- John C. Ham, Charles Swenson, Ayse Imrohoroglu, and Heonjae Song
- May 2010
- Link to dp138110 (PDF)

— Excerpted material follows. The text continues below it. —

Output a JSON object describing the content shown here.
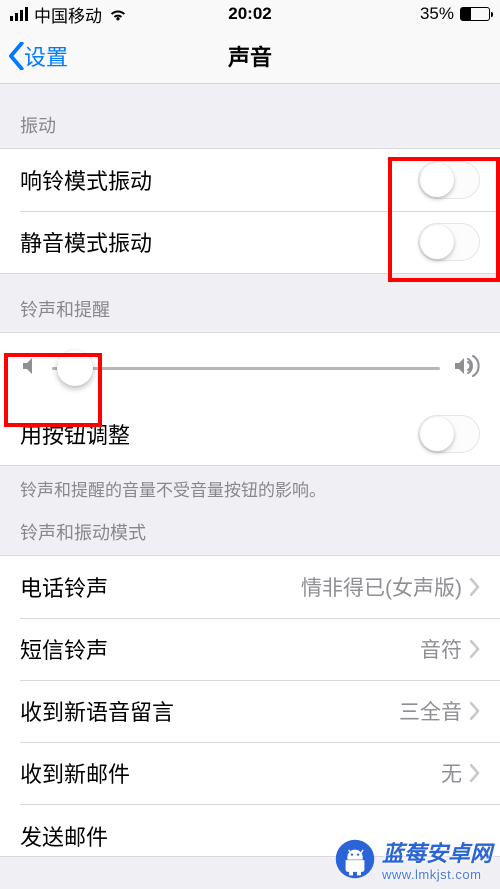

Federal and state governments spend well over a billion dollars a year on programs that encourage employment development in disadvantaged labor markets through the use of subsidies and tax credits. In this paper we use an estimation approach that is valid under relatively weak assumptions to measure the impact of State Enterprise Zones (ENTZs), Federal Empowerment Zones (EMPZs), and Federal Enterprise Community (ENTC) programs on local labor markets. We find that all three programs have positive, statistically significant, impacts on local labor markets in terms of the unemployment rate, the poverty rate, the fraction with wage and salary income, and employment. Further, the effects of EMPZ and ENTC designation are considerably larger than the impact of ENTZ designation. We find that our estimates are robust to allowing for a regression to the mean effect. We also find that there are positive, but statistically insignificant, spillover effects to neighboring Census tracts of each of these programs. Thus our positive estimates of these program impacts do not simply represent a transfer from the nearest non-treated Census tract to the treated Census tract. Our results are noteworthy for several reasons. First, our study is the first to jointly look at these three programs, thus allowing policy makers to compare the impacts of these programs. Second, our paper, along with a concurrent study by Neumark and Kolko (2008), is the first to carry out the estimation accounting for overlap between the programs. Third, our estimation strategy is valid under weaker assumptions than those made in many previous studies; we consider three comparison groups and let the data determine the appropriate group. Fourth, in spite of our conservative estimation strategy, by looking at national effects with disaggregated data, we show that ENTZ designation generally has a positive effect on the local labor market, while most previous research on ENTZs, much of which used more geographically aggregated data to look at state-specific effects, did not find any significant impacts. Fifth, we note that there is little or no previous work on ENTCs. Overall, our results strongly support the efficacy of these labor market interventions.